One of the most effective ways of helping these critically endangered Bilberry goats repopulate and stay in their habitat is through raising awareness and signing the petition.
It’s important to promote the importance of this unique goat breed to the world and its significance in maintaining genetic diversity.
By signing and sharing the word with social media, you can help save the lives of these critically endangered goats.
2. Raise a Critically Endangered Breed
The best way to preserve these nearly-extinct breeds is by raising one of them if you can.
Choose a breed from this list that is suitable for your environment and purpose, learn about breed standards, and get a breeding couple or at least a bred doe.
Then, start working on developing, maintaining, and improving the breed afterward.
Be sure to document your work and share it with others.
This way, you can spread the word and raise awareness for the need to preserve these goat breeds as you expand your herd or begin distributing them in your neighborhood.
3. Work With Livestock Conservancy
Each year, the Livestock Conservancy awards Microgrants between $500 to $2,000 to deserving applicants.
You can use these funds to raise the endangered goat breeds on the Livestock Conservancy Priority list.
Applications reopen every end of May through August, and the judging season is between September and October.
The winners are announced in November and December and are subsequently made public the following January.
However, to qualify for these Microgrants, you must:
- be living in the United States
- have a work experience with the livestock breeds listed on the Priority list
- use the support to help preserve the critically endangered goats
- have a clear outline of how the funds will be used
- prepare two letters of recommendation from professionals or educators
It can help you get the right tools and equipment and market to promote the breed to others.
But you’ll need to submit a written report on how the breed benefited from the fund granted to you within a year of winning.
Final Thoughts on Bilberry Goats
Bilberry goat is generally a hardy breed, but they’re a critically endangered breed that needs protection and a secure home.
It’s not ideal for meat and dairy production, but this mountain goat breed is important for biological diversity.

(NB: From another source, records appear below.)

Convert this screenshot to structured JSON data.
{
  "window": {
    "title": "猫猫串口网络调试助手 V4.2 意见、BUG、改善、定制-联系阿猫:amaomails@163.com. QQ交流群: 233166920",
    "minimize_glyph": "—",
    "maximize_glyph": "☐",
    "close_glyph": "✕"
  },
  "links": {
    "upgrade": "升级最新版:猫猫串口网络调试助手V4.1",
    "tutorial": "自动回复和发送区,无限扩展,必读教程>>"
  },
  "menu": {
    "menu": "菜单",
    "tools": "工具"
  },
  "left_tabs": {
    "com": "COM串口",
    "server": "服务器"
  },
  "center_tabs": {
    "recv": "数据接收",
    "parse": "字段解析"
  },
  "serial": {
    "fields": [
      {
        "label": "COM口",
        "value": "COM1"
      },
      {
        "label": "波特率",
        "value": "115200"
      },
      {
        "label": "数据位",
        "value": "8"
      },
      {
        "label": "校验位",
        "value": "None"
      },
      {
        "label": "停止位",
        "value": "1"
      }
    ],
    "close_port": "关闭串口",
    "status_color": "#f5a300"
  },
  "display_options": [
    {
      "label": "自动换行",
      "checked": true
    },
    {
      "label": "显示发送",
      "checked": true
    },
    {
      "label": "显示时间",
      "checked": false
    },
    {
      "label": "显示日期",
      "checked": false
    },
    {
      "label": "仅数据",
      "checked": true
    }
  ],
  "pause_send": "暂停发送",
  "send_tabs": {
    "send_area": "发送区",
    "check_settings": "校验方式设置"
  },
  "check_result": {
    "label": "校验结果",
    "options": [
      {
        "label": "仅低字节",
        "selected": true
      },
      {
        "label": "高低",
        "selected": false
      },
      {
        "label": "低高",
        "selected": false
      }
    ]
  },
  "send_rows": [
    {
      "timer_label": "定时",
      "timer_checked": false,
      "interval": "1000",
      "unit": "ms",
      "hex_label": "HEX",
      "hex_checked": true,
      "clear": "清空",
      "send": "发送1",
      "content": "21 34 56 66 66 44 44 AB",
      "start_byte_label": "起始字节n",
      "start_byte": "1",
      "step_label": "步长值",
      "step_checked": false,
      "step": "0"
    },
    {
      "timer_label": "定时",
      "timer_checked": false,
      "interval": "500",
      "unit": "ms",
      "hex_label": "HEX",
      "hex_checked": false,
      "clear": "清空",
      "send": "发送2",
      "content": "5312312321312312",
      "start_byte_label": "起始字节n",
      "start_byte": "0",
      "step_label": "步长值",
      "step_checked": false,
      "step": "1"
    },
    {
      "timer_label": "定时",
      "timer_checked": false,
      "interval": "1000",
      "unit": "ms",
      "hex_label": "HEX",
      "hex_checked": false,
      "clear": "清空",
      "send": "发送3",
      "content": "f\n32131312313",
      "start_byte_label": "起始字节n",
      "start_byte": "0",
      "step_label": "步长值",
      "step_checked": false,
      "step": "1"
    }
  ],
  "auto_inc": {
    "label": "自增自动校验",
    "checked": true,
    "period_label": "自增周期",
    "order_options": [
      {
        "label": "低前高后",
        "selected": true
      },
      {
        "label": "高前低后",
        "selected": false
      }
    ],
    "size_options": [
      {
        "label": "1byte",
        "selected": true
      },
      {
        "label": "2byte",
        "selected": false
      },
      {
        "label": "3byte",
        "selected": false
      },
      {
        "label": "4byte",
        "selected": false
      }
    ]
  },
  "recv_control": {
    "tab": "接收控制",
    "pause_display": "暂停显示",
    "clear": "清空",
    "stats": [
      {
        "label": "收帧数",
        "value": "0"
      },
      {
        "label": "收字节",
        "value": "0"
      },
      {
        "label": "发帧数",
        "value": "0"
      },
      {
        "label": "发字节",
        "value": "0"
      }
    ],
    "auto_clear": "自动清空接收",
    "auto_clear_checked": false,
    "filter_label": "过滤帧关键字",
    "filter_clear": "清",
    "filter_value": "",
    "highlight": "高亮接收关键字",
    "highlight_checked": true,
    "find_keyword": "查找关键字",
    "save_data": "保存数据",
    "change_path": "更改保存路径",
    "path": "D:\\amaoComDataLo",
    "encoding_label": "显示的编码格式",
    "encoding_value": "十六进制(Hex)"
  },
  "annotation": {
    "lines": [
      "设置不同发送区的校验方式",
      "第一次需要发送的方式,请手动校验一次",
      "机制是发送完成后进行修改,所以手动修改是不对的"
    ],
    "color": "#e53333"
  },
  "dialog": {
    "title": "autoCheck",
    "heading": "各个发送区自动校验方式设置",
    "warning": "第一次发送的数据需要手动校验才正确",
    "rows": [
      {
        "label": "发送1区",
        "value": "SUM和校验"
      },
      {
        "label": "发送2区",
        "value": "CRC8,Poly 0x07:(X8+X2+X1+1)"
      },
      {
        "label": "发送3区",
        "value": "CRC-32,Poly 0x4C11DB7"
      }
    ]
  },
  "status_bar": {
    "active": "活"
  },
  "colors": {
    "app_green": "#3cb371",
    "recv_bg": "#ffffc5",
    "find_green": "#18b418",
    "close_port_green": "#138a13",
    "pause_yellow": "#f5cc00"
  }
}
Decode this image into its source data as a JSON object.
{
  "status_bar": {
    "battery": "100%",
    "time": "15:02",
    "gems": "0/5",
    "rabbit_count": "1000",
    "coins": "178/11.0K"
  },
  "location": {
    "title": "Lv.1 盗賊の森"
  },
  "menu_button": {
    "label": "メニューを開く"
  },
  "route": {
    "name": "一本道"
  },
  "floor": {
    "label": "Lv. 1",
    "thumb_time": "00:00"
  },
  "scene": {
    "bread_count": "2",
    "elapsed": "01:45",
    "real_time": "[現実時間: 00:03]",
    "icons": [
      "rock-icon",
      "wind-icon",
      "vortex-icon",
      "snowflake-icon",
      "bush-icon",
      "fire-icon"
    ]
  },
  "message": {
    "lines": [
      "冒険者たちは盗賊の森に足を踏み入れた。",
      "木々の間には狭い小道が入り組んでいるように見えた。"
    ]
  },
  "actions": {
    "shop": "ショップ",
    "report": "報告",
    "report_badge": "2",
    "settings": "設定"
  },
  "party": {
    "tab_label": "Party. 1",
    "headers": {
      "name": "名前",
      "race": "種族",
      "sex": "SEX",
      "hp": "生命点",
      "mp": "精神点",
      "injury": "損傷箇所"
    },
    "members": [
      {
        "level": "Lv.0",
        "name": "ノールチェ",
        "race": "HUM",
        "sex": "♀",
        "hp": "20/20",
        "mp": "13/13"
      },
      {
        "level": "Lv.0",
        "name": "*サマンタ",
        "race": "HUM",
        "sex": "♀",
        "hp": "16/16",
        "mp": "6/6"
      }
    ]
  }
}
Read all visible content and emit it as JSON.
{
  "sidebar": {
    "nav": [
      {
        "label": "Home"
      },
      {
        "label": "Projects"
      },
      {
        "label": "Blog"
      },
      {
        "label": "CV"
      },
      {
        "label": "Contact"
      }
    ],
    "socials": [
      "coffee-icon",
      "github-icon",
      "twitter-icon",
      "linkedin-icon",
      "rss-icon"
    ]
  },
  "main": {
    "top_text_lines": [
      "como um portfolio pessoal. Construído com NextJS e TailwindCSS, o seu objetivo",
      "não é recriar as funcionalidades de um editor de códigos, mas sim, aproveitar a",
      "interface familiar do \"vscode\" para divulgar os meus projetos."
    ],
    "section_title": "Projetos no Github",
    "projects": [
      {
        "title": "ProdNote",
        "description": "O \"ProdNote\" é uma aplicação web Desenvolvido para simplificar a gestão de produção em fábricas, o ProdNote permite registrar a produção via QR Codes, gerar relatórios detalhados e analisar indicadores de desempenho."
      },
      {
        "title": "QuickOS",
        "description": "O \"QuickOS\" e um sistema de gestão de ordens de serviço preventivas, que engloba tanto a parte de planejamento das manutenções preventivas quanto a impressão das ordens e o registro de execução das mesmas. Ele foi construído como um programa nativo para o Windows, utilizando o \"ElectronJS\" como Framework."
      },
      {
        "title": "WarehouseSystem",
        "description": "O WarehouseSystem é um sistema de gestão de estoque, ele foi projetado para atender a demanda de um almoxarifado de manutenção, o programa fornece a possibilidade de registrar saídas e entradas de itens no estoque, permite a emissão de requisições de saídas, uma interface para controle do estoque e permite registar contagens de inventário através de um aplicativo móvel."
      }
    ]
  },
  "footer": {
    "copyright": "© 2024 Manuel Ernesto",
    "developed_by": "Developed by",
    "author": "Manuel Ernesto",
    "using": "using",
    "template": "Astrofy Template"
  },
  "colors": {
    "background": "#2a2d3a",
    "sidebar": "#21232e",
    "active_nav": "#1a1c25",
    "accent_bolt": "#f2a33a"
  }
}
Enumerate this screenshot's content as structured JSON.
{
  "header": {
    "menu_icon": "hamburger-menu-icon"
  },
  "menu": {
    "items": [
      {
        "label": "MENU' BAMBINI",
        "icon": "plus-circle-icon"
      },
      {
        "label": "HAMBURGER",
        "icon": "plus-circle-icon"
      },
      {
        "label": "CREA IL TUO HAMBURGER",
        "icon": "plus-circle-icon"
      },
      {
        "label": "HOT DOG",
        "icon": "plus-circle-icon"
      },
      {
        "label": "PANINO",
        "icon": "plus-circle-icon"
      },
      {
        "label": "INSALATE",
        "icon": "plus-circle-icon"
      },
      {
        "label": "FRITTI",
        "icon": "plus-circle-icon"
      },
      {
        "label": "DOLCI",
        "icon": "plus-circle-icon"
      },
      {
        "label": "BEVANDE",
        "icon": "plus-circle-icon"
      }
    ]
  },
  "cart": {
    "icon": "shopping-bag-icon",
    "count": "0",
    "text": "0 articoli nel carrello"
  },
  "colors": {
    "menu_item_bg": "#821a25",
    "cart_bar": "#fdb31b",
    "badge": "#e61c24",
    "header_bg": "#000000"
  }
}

And you can help this breed by supporting the appeal to preserve their natural habitat in Ireland.
This rare goat breed is nature’s treasure that is nowhere else to be found.
If you could lend a helping hand to this breed and help preserve this breed, you’re giving the next generation a chance to discover the wonders of Bilberry goats.
Want to know more about other unique goat breeds in the world?
Check out the article below to discover one of the most bizarre-looking goat breeds labeled as the bulldog of the goat world.